┌──

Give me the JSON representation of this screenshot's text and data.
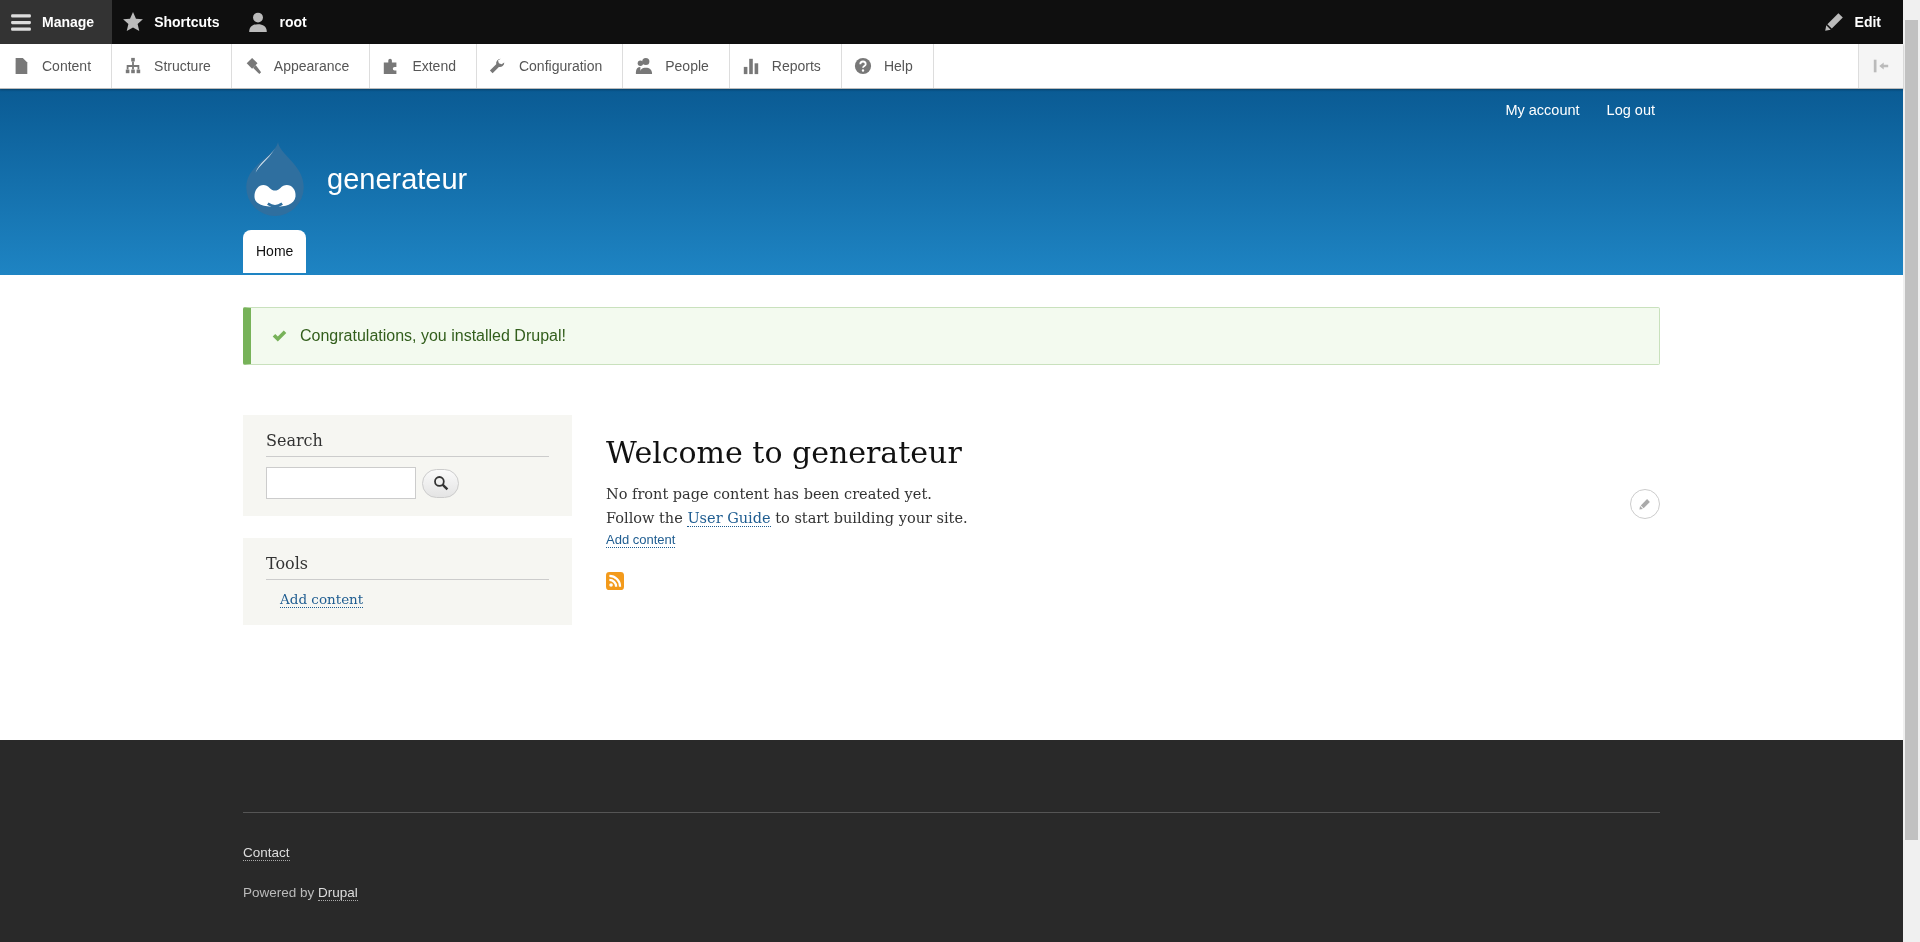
{
  "admin_toolbar": {
    "items": [
      {
        "label": "Manage",
        "kind": "menu",
        "selected": true
      },
      {
        "label": "Shortcuts",
        "kind": "star",
        "selected": false
      },
      {
        "label": "root",
        "kind": "user",
        "selected": false
      }
    ],
    "edit": "Edit"
  },
  "admin_tray": {
    "items": [
      {
        "label": "Content",
        "kind": "file"
      },
      {
        "label": "Structure",
        "kind": "tree"
      },
      {
        "label": "Appearance",
        "kind": "brush"
      },
      {
        "label": "Extend",
        "kind": "puzzle"
      },
      {
        "label": "Configuration",
        "kind": "wrench"
      },
      {
        "label": "People",
        "kind": "people"
      },
      {
        "label": "Reports",
        "kind": "bars"
      },
      {
        "label": "Help",
        "kind": "help"
      }
    ]
  },
  "header": {
    "account_links": [
      "My account",
      "Log out"
    ],
    "site_name": "generateur",
    "tabs": [
      {
        "label": "Home",
        "selected": true
      }
    ]
  },
  "message": {
    "text": "Congratulations, you installed Drupal!"
  },
  "sidebar": {
    "search": {
      "title": "Search"
    },
    "tools": {
      "title": "Tools",
      "links": [
        "Add content"
      ]
    }
  },
  "main": {
    "title": "Welcome to generateur",
    "lines": [
      "No front page content has been created yet."
    ],
    "guide": {
      "before": "Follow the",
      "link": "User Guide",
      "after": "to start building your site."
    },
    "add_content": "Add content"
  },
  "footer": {
    "links": [
      "Contact"
    ],
    "powered_by": {
      "text": "Powered by",
      "link": "Drupal"
    }
  }
}
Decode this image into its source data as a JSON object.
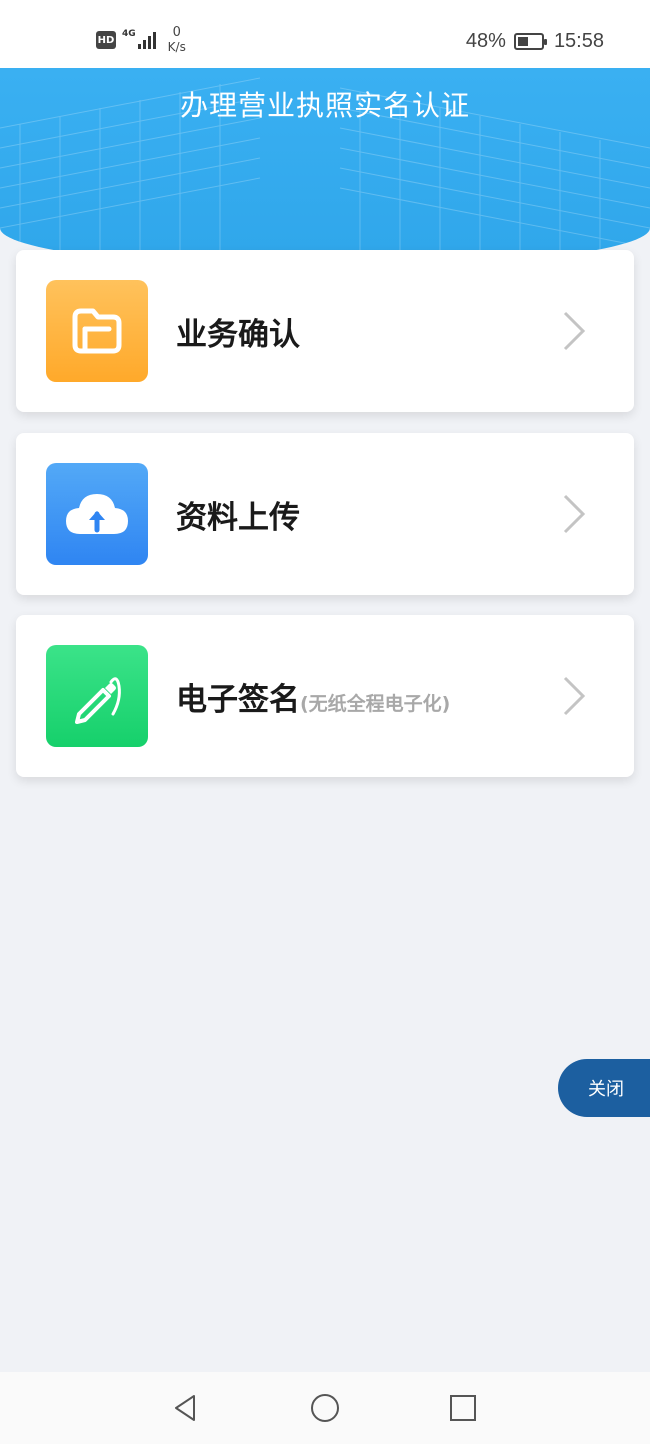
{
  "status_bar": {
    "hd": "HD",
    "network": "4G",
    "speed_value": "0",
    "speed_unit": "K/s",
    "battery_percent": "48%",
    "battery_level": 0.48,
    "time": "15:58"
  },
  "header": {
    "title": "办理营业执照实名认证"
  },
  "cards": [
    {
      "label": "业务确认",
      "sublabel": "",
      "icon": "folder-icon",
      "color": "#ffb339"
    },
    {
      "label": "资料上传",
      "sublabel": "",
      "icon": "cloud-upload-icon",
      "color": "#3d95f5"
    },
    {
      "label": "电子签名",
      "sublabel": "(无纸全程电子化)",
      "icon": "pen-icon",
      "color": "#24d877"
    }
  ],
  "close_button": {
    "label": "关闭"
  },
  "colors": {
    "header_blue": "#3ab0f2",
    "close_blue": "#1c5fa0",
    "background": "#f0f2f6"
  }
}
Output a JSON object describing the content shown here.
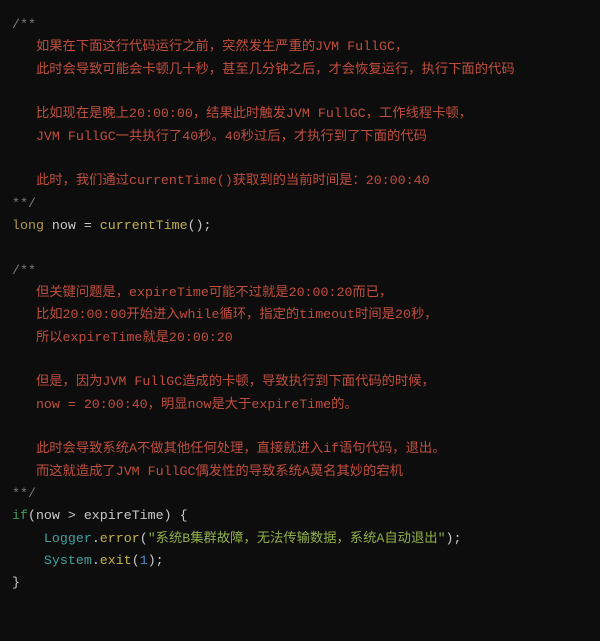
{
  "code": {
    "c1_open": "/**",
    "c1_l1": "   如果在下面这行代码运行之前，突然发生严重的JVM FullGC，",
    "c1_l2": "   此时会导致可能会卡顿几十秒，甚至几分钟之后，才会恢复运行，执行下面的代码",
    "c1_l3": "   比如现在是晚上20:00:00，结果此时触发JVM FullGC，工作线程卡顿，",
    "c1_l4": "   JVM FullGC一共执行了40秒。40秒过后，才执行到了下面的代码",
    "c1_l5": "   此时，我们通过currentTime()获取到的当前时间是：20:00:40",
    "c1_close": "**/",
    "kw_long": "long",
    "id_now": " now ",
    "punc_eq": "= ",
    "fn_currentTime": "currentTime",
    "call_tail": "();",
    "c2_open": "/**",
    "c2_l1": "   但关键问题是，expireTime可能不过就是20:00:20而已，",
    "c2_l2": "   比如20:00:00开始进入while循环，指定的timeout时间是20秒，",
    "c2_l3": "   所以expireTime就是20:00:20",
    "c2_l4": "   但是，因为JVM FullGC造成的卡顿，导致执行到下面代码的时候，",
    "c2_l5": "   now = 20:00:40，明显now是大于expireTime的。",
    "c2_l6": "   此时会导致系统A不做其他任何处理，直接就进入if语句代码，退出。",
    "c2_l7": "   而这就造成了JVM FullGC偶发性的导致系统A莫名其妙的宕机",
    "c2_close": "**/",
    "kw_if": "if",
    "if_line": "(now > expireTime) {",
    "cls_logger": "Logger",
    "dot": ".",
    "fn_error": "error",
    "lparen": "(",
    "err_str": "\"系统B集群故障，无法传输数据，系统A自动退出\"",
    "rparen_semi": ");",
    "cls_system": "System",
    "fn_exit": "exit",
    "num_1": "1",
    "rbrace": "}"
  }
}
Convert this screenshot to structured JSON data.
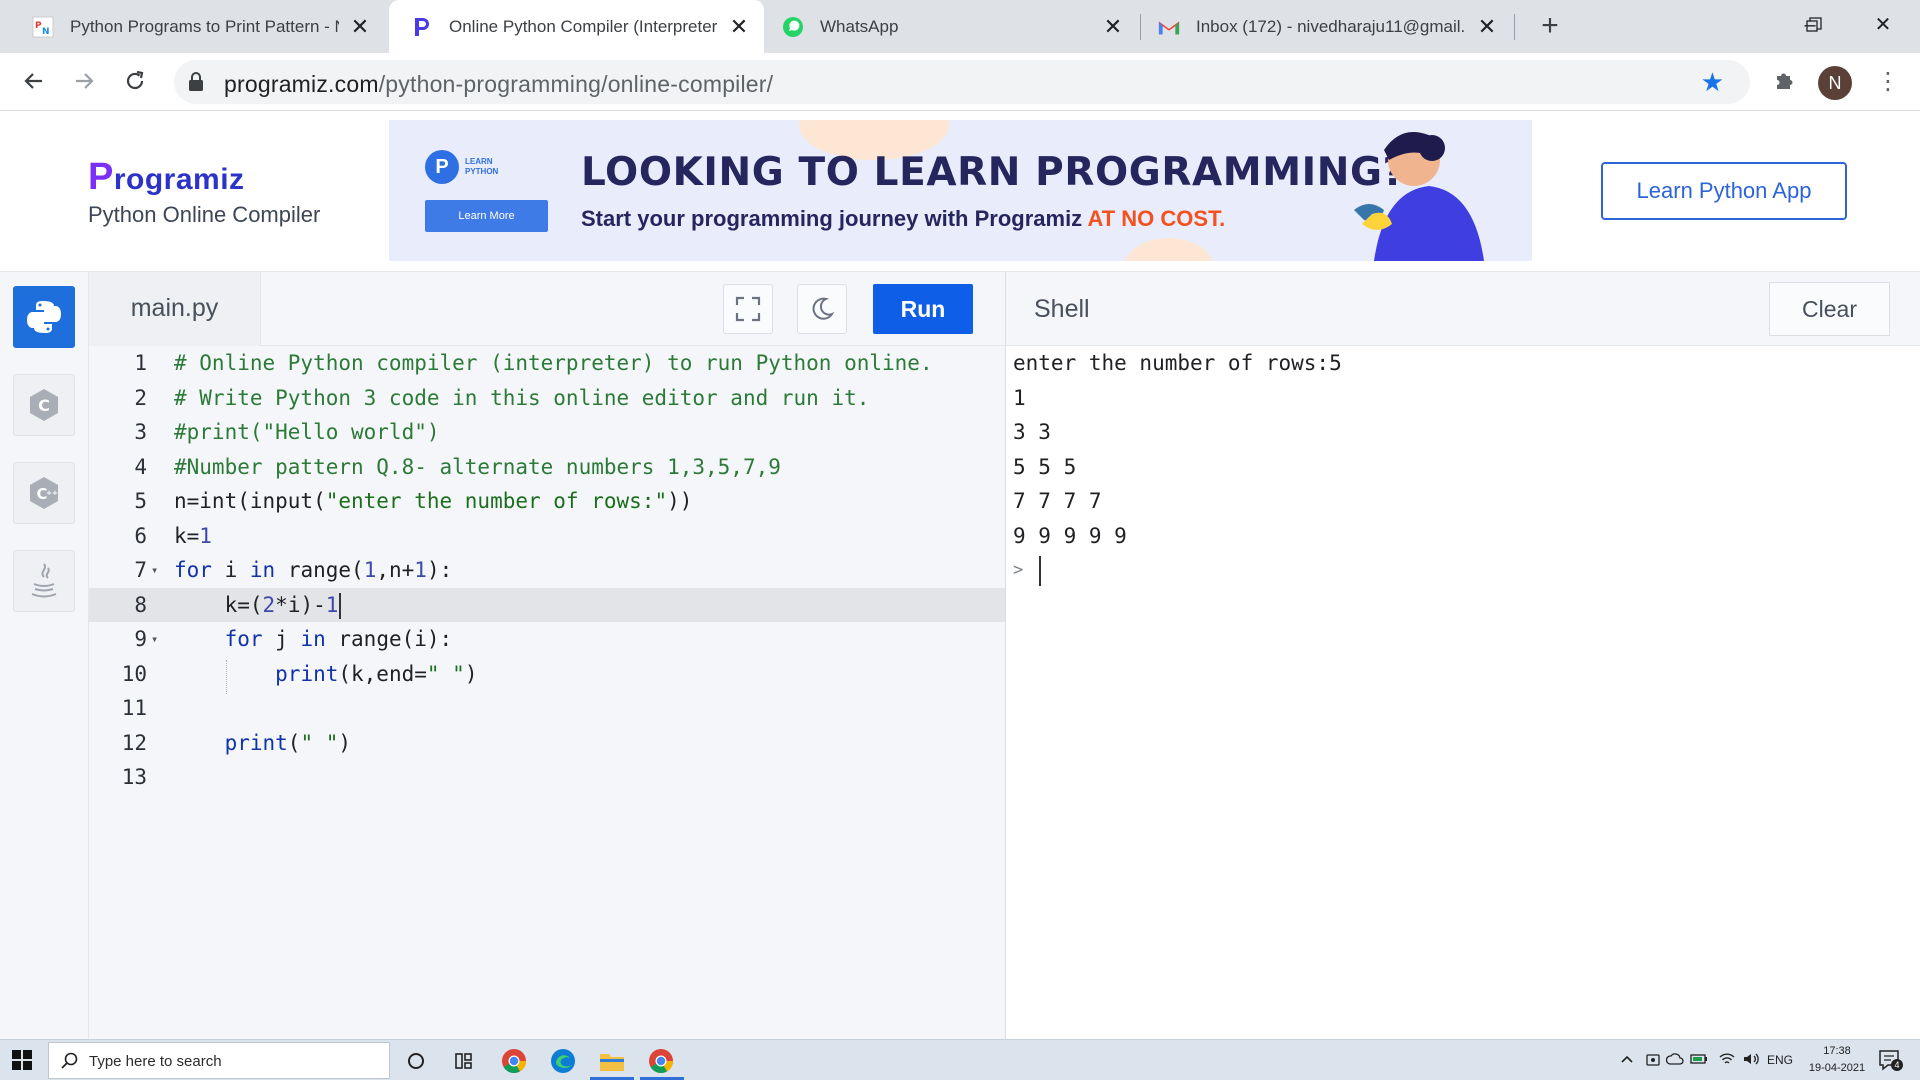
{
  "browser": {
    "tabs": [
      {
        "title": "Python Programs to Print Pattern - N",
        "favicon": "site-favicon-pn",
        "active": false
      },
      {
        "title": "Online Python Compiler (Interpreter",
        "favicon": "programiz-favicon",
        "active": true
      },
      {
        "title": "WhatsApp",
        "favicon": "whatsapp-icon",
        "active": false
      },
      {
        "title": "Inbox (172) - nivedharaju11@gmail.",
        "favicon": "gmail-icon",
        "active": false
      }
    ],
    "url_domain": "programiz.com",
    "url_path": "/python-programming/online-compiler/",
    "profile_initial": "N"
  },
  "header": {
    "logo_text": "rogramiz",
    "logo_letter": "P",
    "subtitle": "Python Online Compiler",
    "learn_app_label": "Learn Python App"
  },
  "banner": {
    "badge_letter": "P",
    "badge_line1": "LEARN",
    "badge_line2": "PYTHON",
    "learn_more": "Learn More",
    "headline": "LOOKING TO LEARN PROGRAMMING?",
    "sub_prefix": "Start your programming journey with Programiz ",
    "sub_accent": "AT NO COST."
  },
  "editor": {
    "filename": "main.py",
    "run_label": "Run",
    "current_line": 8,
    "lines": [
      {
        "n": "1"
      },
      {
        "n": "2"
      },
      {
        "n": "3"
      },
      {
        "n": "4"
      },
      {
        "n": "5"
      },
      {
        "n": "6"
      },
      {
        "n": "7"
      },
      {
        "n": "8"
      },
      {
        "n": "9"
      },
      {
        "n": "10"
      },
      {
        "n": "11"
      },
      {
        "n": "12"
      },
      {
        "n": "13"
      }
    ],
    "code": {
      "l1": "# Online Python compiler (interpreter) to run Python online.",
      "l2": "# Write Python 3 code in this online editor and run it.",
      "l3": "#print(\"Hello world\")",
      "l4": "#Number pattern Q.8- alternate numbers 1,3,5,7,9",
      "l5_a": "n=int(input(",
      "l5_s": "\"enter the number of rows:\"",
      "l5_b": "))",
      "l6_a": "k=",
      "l6_n": "1",
      "l7_kw1": "for",
      "l7_a": " i ",
      "l7_kw2": "in",
      "l7_b": " range(",
      "l7_n1": "1",
      "l7_c": ",n+",
      "l7_n2": "1",
      "l7_d": "):",
      "l8_a": "    k=(",
      "l8_n1": "2",
      "l8_b": "*i)-",
      "l8_n2": "1",
      "l9_ind": "    ",
      "l9_kw1": "for",
      "l9_a": " j ",
      "l9_kw2": "in",
      "l9_b": " range(i):",
      "l10_ind": "        ",
      "l10_fn": "print",
      "l10_a": "(k,end=",
      "l10_s": "\" \"",
      "l10_b": ")",
      "l12_ind": "    ",
      "l12_fn": "print",
      "l12_a": "(",
      "l12_s": "\" \"",
      "l12_b": ")"
    }
  },
  "shell": {
    "title": "Shell",
    "clear_label": "Clear",
    "output": [
      "enter the number of rows:5",
      "1",
      "3 3",
      "5 5 5",
      "7 7 7 7",
      "9 9 9 9 9"
    ],
    "prompt": ">"
  },
  "taskbar": {
    "search_placeholder": "Type here to search",
    "language": "ENG",
    "time": "17:38",
    "date": "19-04-2021",
    "notification_count": "4"
  },
  "colors": {
    "accent": "#0f5ee8",
    "programiz_blue": "#2d33c9",
    "banner_accent": "#f4511e"
  }
}
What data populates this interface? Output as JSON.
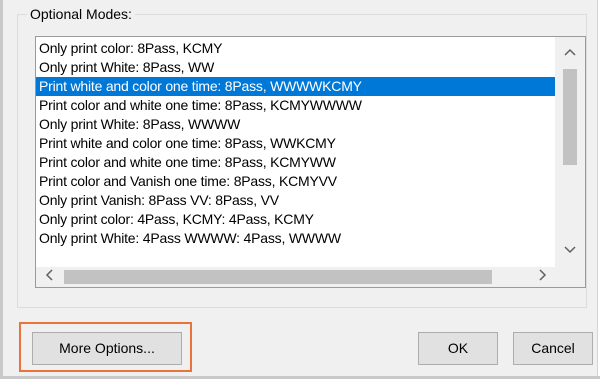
{
  "group_label": "Optional Modes:",
  "modes": [
    "Only print color: 8Pass, KCMY",
    "Only print White: 8Pass, WW",
    "Print white and color one time: 8Pass, WWWWKCMY",
    "Print color and white one time: 8Pass, KCMYWWWW",
    "Only print White: 8Pass, WWWW",
    "Print white and color one time: 8Pass, WWKCMY",
    "Print color and white one time: 8Pass, KCMYWW",
    "Print color and Vanish one time: 8Pass, KCMYVV",
    "Only print Vanish: 8Pass VV: 8Pass, VV",
    "Only print color: 4Pass, KCMY: 4Pass, KCMY",
    "Only print White: 4Pass WWWW: 4Pass, WWWW"
  ],
  "selected_index": 2,
  "scroll_icons": {
    "up": "chevron-up-icon",
    "down": "chevron-down-icon",
    "left": "chevron-left-icon",
    "right": "chevron-right-icon"
  },
  "buttons": {
    "more_options": "More Options...",
    "ok": "OK",
    "cancel": "Cancel"
  },
  "colors": {
    "selection": "#0078d7",
    "highlight_box": "#e8743c"
  }
}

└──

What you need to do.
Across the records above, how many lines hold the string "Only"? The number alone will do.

Answer section.
6